  • 22 responses from individuals/consumers
  • 37 responses from organisations
  • 34 responses from section/teams within an organisation

The results showed that overall, 77% of respondents agreed that the capability areas capture the key capabilities. The level of agreement by specific capability area ranged from 63% (Intellectual Disability Awareness) to 74% (Responsible, Safe and Ethical Practice). Submissions also proposed changes to terminology, and identified gaps in capabilities, areas where more emphasis was required, and clarification was needed. Feedback also identified potential learning outcomes and implementation ideas for the framework.

We did

Feedback has been recorded and will be used to futher develop the framework. All submissions have been reviewed and amendments have been made to capabilities as appropriate. The following significant changes were made: 

The addition of two new capabilities 

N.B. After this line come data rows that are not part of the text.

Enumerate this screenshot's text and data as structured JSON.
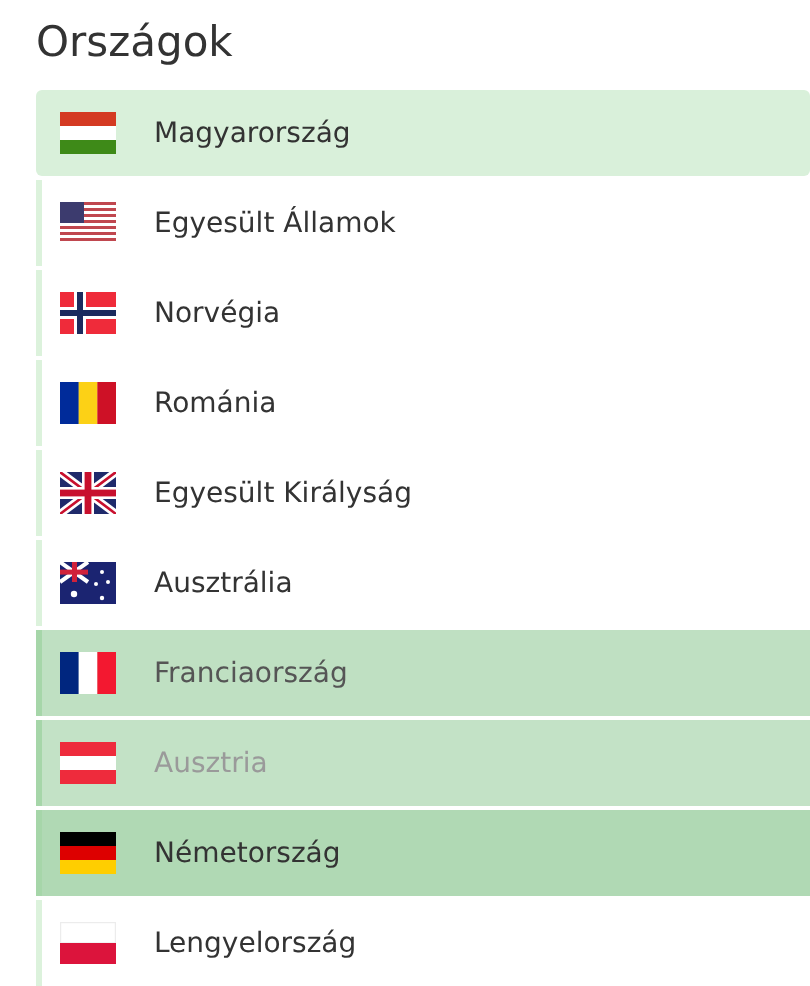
{
  "title": "Országok",
  "countries": [
    {
      "name": "Magyarország",
      "highlighted": true,
      "selected": false,
      "hovered": false,
      "disabled": false
    },
    {
      "name": "Egyesült Államok",
      "highlighted": false,
      "selected": false,
      "hovered": false,
      "disabled": false
    },
    {
      "name": "Norvégia",
      "highlighted": false,
      "selected": false,
      "hovered": false,
      "disabled": false
    },
    {
      "name": "Románia",
      "highlighted": false,
      "selected": false,
      "hovered": false,
      "disabled": false
    },
    {
      "name": "Egyesült Királyság",
      "highlighted": false,
      "selected": false,
      "hovered": false,
      "disabled": false
    },
    {
      "name": "Ausztrália",
      "highlighted": false,
      "selected": false,
      "hovered": false,
      "disabled": false
    },
    {
      "name": "Franciaország",
      "highlighted": false,
      "selected": true,
      "hovered": true,
      "disabled": false
    },
    {
      "name": "Ausztria",
      "highlighted": false,
      "selected": true,
      "hovered": false,
      "disabled": true
    },
    {
      "name": "Németország",
      "highlighted": false,
      "selected": true,
      "hovered": false,
      "disabled": false
    },
    {
      "name": "Lengyelország",
      "highlighted": false,
      "selected": false,
      "hovered": false,
      "disabled": false
    }
  ]
}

  • Appropriate assessment (Quality Evidence-Informed Health Care). Employ appropriate assessment procedures and tools to inform diagnosis of health conditions, with an awareness that modified diagnostic criteria and reasonable adjustments may be required for assessment of people with intellectual disability. 
  • Safe and quality practices (Responsible, Safe and Ethical Practice). Provide a safe health care environment for people with intellectual disability and apply knowledge of the risks that may be associated with accessing health care to inform safe service provision.  

Key wording changes 

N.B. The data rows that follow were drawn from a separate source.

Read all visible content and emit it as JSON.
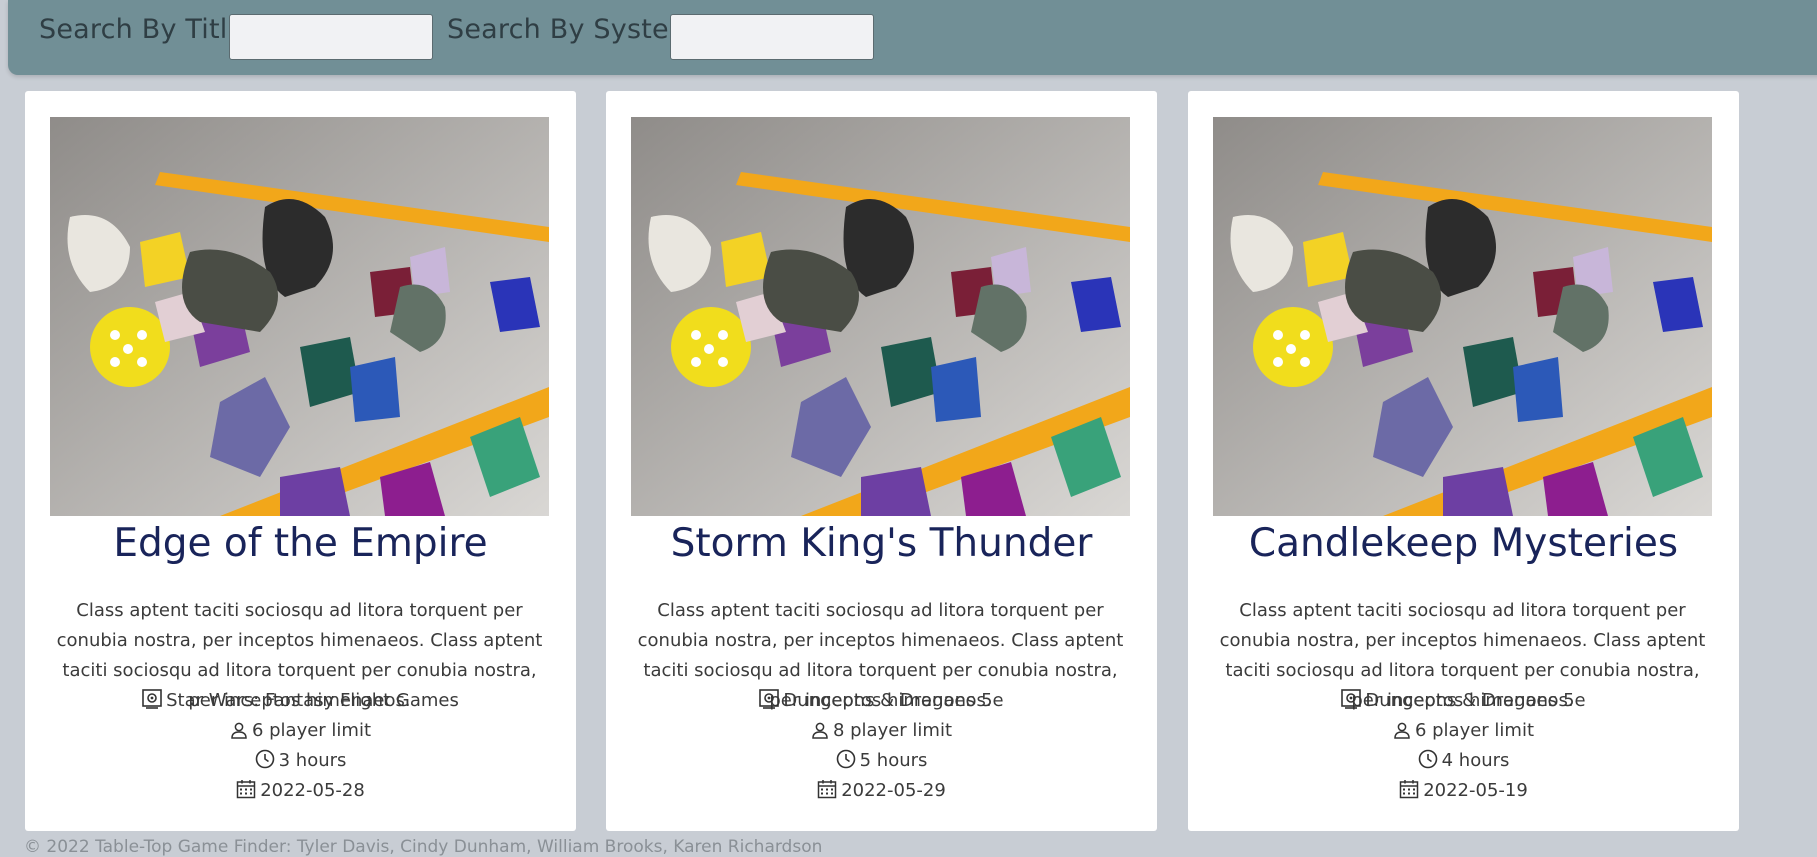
{
  "search": {
    "title_label": "Search By Title",
    "title_value": "",
    "system_label": "Search By System",
    "system_value": ""
  },
  "cards": [
    {
      "title": "Edge of the Empire",
      "description": "Class aptent taciti sociosqu ad litora torquent per conubia nostra, per inceptos himenaeos. Class aptent taciti sociosqu ad litora torquent per conubia nostra, per inceptos himenaeos.",
      "system": "Star Wars: Fantasy Flight Games",
      "players": "6 player limit",
      "duration": "3 hours",
      "date": "2022-05-28"
    },
    {
      "title": "Storm King's Thunder",
      "description": "Class aptent taciti sociosqu ad litora torquent per conubia nostra, per inceptos himenaeos. Class aptent taciti sociosqu ad litora torquent per conubia nostra, per inceptos himenaeos.",
      "system": "Dungeons & Dragons 5e",
      "players": "8 player limit",
      "duration": "5 hours",
      "date": "2022-05-29"
    },
    {
      "title": "Candlekeep Mysteries",
      "description": "Class aptent taciti sociosqu ad litora torquent per conubia nostra, per inceptos himenaeos. Class aptent taciti sociosqu ad litora torquent per conubia nostra, per inceptos himenaeos.",
      "system": "Dungeons & Dragons 5e",
      "players": "6 player limit",
      "duration": "4 hours",
      "date": "2022-05-19"
    }
  ],
  "icons": {
    "system": "gear-board-icon",
    "players": "person-icon",
    "duration": "clock-icon",
    "date": "calendar-icon"
  },
  "colors": {
    "header_bg": "#718f96",
    "page_bg": "#c8cdd4",
    "title_text": "#19245a"
  },
  "footer": {
    "text": "© 2022 Table-Top Game Finder: Tyler Davis, Cindy Dunham, William Brooks, Karen Richardson"
  }
}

  • ‘Adapt communication’ will replace ‘person’s preferred language and communication style and adapted communication’ to clarify the description and emphasise adaptation of communication. 
  • ‘Communicate to reassure’ will replace ‘communicate about safety’ to clarify the intent of the description, which is focused on communicating to provide a sense of control and comfort. 
  • ‘Evidence-informed practice’ will replace ‘evidence-based practice’ to recognise other types of evidence, including lived experience.  
  • ‘Partnership’ rather than ‘inclusion’ in care will be used to describe respectful involvement where both parties are equal participants in care with a minimised power differential. 
  • ‘Where at all possible, non-restrictive techniques’ will replace ‘least restrictive’ to highlight that any restrictive practice is a last resort.​ 
  • ‘Responsible prescribing’ will replace ‘over prescribing’ to include inappropriate prescribing, lack of prescribing, or prescribing older drugs when newer ones should be used.​ 
  • ‘Collaborate with other professionals’ will replace ‘intra- and interdisciplinary collaboration’ to simplify the capability and be inclusive of community and other service networks and providers. 
  • ‘Continuity in care during transitions’ will replace ‘transitions in care’ to include continuity in care and emphasise the importance of effective handovers and collaboration between health professionals. 

Following the open consultation process, a modified Delphi method will be conducted with key stakeholders to reach consensus on the core capabilities. A futher public consultation will be undertaken in September 2023 to seek feedback on the draft framework document.

We appreciate all the interest and expertise shared throughout the consultation phase and thank all stakeholders who prepared a submission.